Navistar, maker of International Trucks, on Tuesday reported that for the first time since 2011, the truck and engine maker has turned a profit. The company announced a fourth quarter 2017 net income of $135 million, sealing the company’s first year in the black in six years.
The gains posted during the fourth quarter this year – Navistar’s second consecutive profitable quarter – represent a swing of $169 million compared to 2016 and was more than enough to push the company to a profit for the 2017 fiscal year. For 2017, the company reported an income of $30 million, versus a net loss of $97 million for fiscal year 2016.
Revenue for fiscal year 2017 was up six percent to $8.6 billion, compared to $8.1 billion in fiscal year 2016.
“Our 2017 was a breakthrough year, as we returned to profitability and grew our market share 1.5 points,” says Troy A. Clarke, Navistar chairman, president and CEO, noting the share gain was largest single year marketshare gain in 8 years. “2017 started slow but it finished strong, and we took advantage of the second half growth in the Class 6-8 truck market.”
Top executives at Navistar and Volkswagen announced Tuesday joint initiatives planned for the coming years, including a proprietary integrated powertrain for the North American market. ...

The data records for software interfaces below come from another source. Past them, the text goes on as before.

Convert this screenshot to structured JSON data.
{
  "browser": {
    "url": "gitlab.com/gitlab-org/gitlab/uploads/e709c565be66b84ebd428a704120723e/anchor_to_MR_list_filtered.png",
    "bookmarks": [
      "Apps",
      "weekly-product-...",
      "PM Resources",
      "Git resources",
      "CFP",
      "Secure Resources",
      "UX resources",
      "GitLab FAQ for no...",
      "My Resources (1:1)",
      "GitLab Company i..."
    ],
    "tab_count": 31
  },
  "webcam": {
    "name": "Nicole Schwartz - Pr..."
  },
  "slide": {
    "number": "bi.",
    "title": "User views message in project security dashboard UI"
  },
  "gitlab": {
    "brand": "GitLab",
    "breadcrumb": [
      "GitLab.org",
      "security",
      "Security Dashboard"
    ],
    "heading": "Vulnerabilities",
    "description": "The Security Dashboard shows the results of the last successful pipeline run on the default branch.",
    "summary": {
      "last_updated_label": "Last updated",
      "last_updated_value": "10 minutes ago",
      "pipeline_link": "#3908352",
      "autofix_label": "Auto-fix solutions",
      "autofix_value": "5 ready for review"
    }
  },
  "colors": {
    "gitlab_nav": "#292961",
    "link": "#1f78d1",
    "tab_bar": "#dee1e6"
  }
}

The company finished 2017 with strong momentum across the board. During the quarter, the company launched the International HV Series line of vocational trucks. The HV Series, in addition to the HX Series premium vocational truck lineup, now has the option of being powered by the International A26 engine. The company also announced plans for its next-generation powertrains with alliance partner Volkswagen Truck & Bus, including big bore diesel, as well as electric medium-duty and electric bus platforms launching as early as 2019.

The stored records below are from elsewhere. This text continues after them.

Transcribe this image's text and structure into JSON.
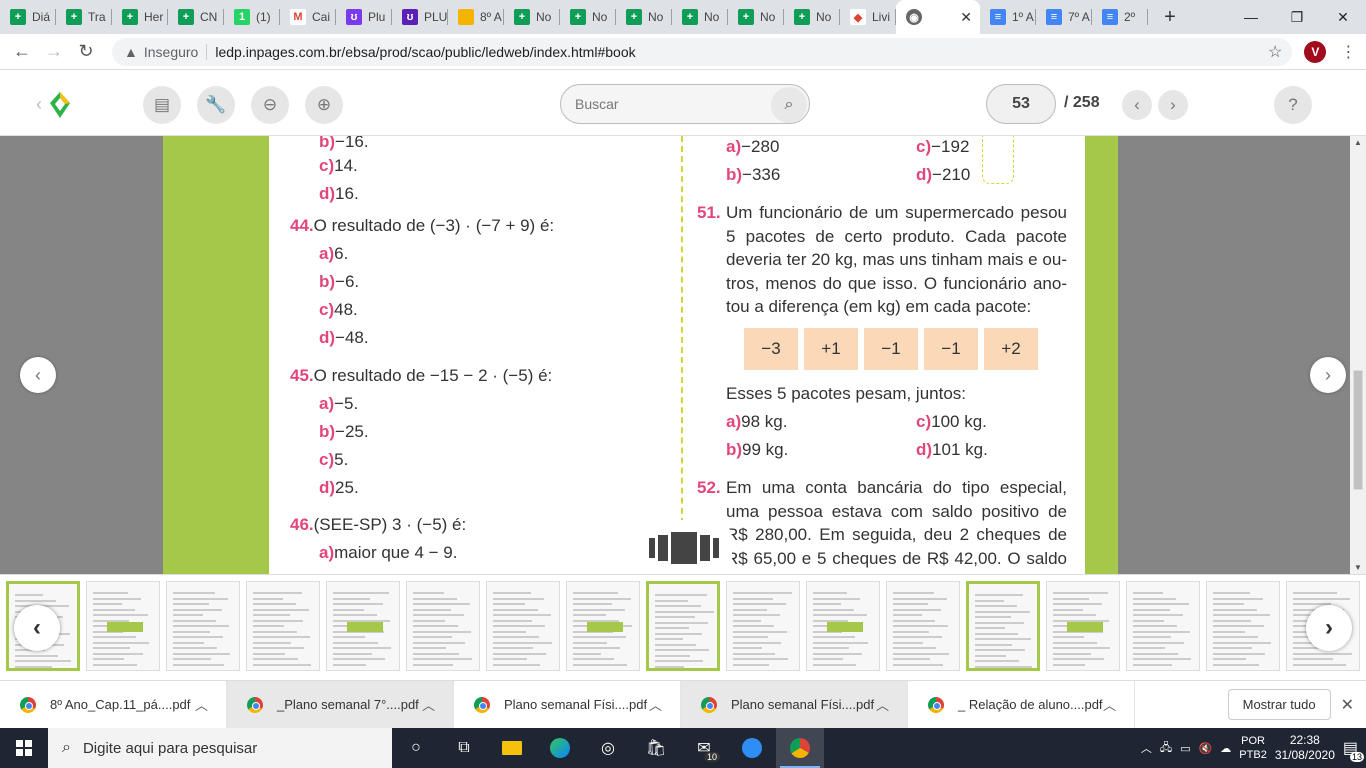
{
  "browser": {
    "tabs": [
      {
        "label": "Diá",
        "icon": "+",
        "color": "#0f9d58"
      },
      {
        "label": "Tra",
        "icon": "+",
        "color": "#0f9d58"
      },
      {
        "label": "Her",
        "icon": "+",
        "color": "#0f9d58"
      },
      {
        "label": "CN",
        "icon": "+",
        "color": "#0f9d58"
      },
      {
        "label": "(1)",
        "icon": "1",
        "color": "#25d366"
      },
      {
        "label": "Cai",
        "icon": "M",
        "color": "#ffffff"
      },
      {
        "label": "Plu",
        "icon": "ʊ",
        "color": "#7c3aed"
      },
      {
        "label": "PLU",
        "icon": "ʊ",
        "color": "#5b21b6"
      },
      {
        "label": "8º A",
        "icon": "",
        "color": "#f4b400"
      },
      {
        "label": "No",
        "icon": "+",
        "color": "#0f9d58"
      },
      {
        "label": "No",
        "icon": "+",
        "color": "#0f9d58"
      },
      {
        "label": "No",
        "icon": "+",
        "color": "#0f9d58"
      },
      {
        "label": "No",
        "icon": "+",
        "color": "#0f9d58"
      },
      {
        "label": "No",
        "icon": "+",
        "color": "#0f9d58"
      },
      {
        "label": "No",
        "icon": "+",
        "color": "#0f9d58"
      },
      {
        "label": "Livi",
        "icon": "◆",
        "color": "#ffffff"
      }
    ],
    "active_tab": {
      "close": "✕"
    },
    "tabs_after": [
      {
        "label": "1º A",
        "icon": "≡",
        "color": "#4285f4"
      },
      {
        "label": "7º A",
        "icon": "≡",
        "color": "#4285f4"
      },
      {
        "label": "2º",
        "icon": "≡",
        "color": "#4285f4"
      }
    ],
    "new_tab": "+",
    "window_controls": [
      "—",
      "❐",
      "✕"
    ],
    "security": "Inseguro",
    "url": "ledp.inpages.com.br/ebsa/prod/scao/public/ledweb/index.html#book",
    "avatar": "V"
  },
  "reader": {
    "search_placeholder": "Buscar",
    "current_page": "53",
    "total_pages": "/ 258"
  },
  "book": {
    "left": [
      {
        "opt": "b)",
        "text": "−16."
      },
      {
        "opt": "c)",
        "text": "14."
      },
      {
        "opt": "d)",
        "text": "16."
      }
    ],
    "q44": {
      "num": "44.",
      "text": "O resultado de (−3) · (−7 + 9) é:",
      "options": [
        {
          "opt": "a)",
          "text": "6."
        },
        {
          "opt": "b)",
          "text": "−6."
        },
        {
          "opt": "c)",
          "text": "48."
        },
        {
          "opt": "d)",
          "text": "−48."
        }
      ]
    },
    "q45": {
      "num": "45.",
      "text": "O resultado de −15 − 2 · (−5) é:",
      "options": [
        {
          "opt": "a)",
          "text": "−5."
        },
        {
          "opt": "b)",
          "text": "−25."
        },
        {
          "opt": "c)",
          "text": "5."
        },
        {
          "opt": "d)",
          "text": "25."
        }
      ]
    },
    "q46": {
      "num": "46.",
      "text": "(SEE-SP) 3 · (−5) é:",
      "options": [
        {
          "opt": "a)",
          "text": "maior que 4 − 9."
        }
      ]
    },
    "q50_opts": [
      {
        "opt": "a)",
        "text": "−280"
      },
      {
        "opt": "c)",
        "text": "−192"
      },
      {
        "opt": "b)",
        "text": "−336"
      },
      {
        "opt": "d)",
        "text": "−210"
      }
    ],
    "q51": {
      "num": "51.",
      "lines": [
        "Um funcionário de um supermercado pesou",
        "5 pacotes de certo produto. Cada pacote",
        "deveria ter 20 kg, mas uns tinham mais e ou-",
        "tros, menos do que isso. O funcionário ano-",
        "tou a diferença (em kg) em cada pacote:"
      ],
      "cells": [
        "−3",
        "+1",
        "−1",
        "−1",
        "+2"
      ],
      "question": "Esses 5 pacotes pesam, juntos:",
      "options": [
        {
          "opt": "a)",
          "text": "98 kg."
        },
        {
          "opt": "c)",
          "text": "100 kg."
        },
        {
          "opt": "b)",
          "text": "99 kg."
        },
        {
          "opt": "d)",
          "text": "101 kg."
        }
      ]
    },
    "q52": {
      "num": "52.",
      "lines": [
        "Em uma conta bancária do tipo especial,",
        "uma pessoa estava com saldo positivo de",
        "R$ 280,00. Em seguida, deu 2 cheques de",
        "R$ 65,00 e 5 cheques de R$ 42,00. O saldo"
      ]
    }
  },
  "downloads": {
    "items": [
      "8º Ano_Cap.11_pá....pdf",
      "_Plano semanal 7°....pdf",
      "Plano semanal Físi....pdf",
      "Plano semanal Físi....pdf",
      "_ Relação de aluno....pdf"
    ],
    "show_all": "Mostrar tudo"
  },
  "taskbar": {
    "search_placeholder": "Digite aqui para pesquisar",
    "mail_badge": "10",
    "lang": "POR",
    "layout": "PTB2",
    "time": "22:38",
    "date": "31/08/2020",
    "notifications": "13"
  }
}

Looking ahead to next year, Clarke says he sees a stronger year for growth in the Class 8 market and steady sales in Class 6 and 7.
“We think 2018 is shaping up to be one of the strongest industry years this decade, and we’re positioned to make it a breakout year for Navistar,” Clarke says, adding by the end of next year Navistar expects to complete it’s product lineup revamp.
For the fourth quarter 2017, the Navistar’s truck segment recorded a profit of $112 million compared with a year-ago fourth quarter loss of $61 million. Clarke says the year-over-year change was primarily due to the impact of higher volume in the company’s core markets and a decrease in used truck losses.
For the 2017 fiscal year, the truck segment recorded a loss of $6 million, compared with a fiscal year 2016 loss of $189 million. The improvement was primarily driven by the impact of higher volumes in the company’s core markets and Mexico and a decrease in used truck losses, partially offset by market pressures and charges related to EGR product litigation.
Affected tractors are equipped with an automated Eaton UltraShift Plus or Eaton Advantage Transmission with right hand stalk shifter. In the affected trucks, the display on the instrument panel can indicate “N” when the shifter is set into “D” or “R,” causing the truck not to move.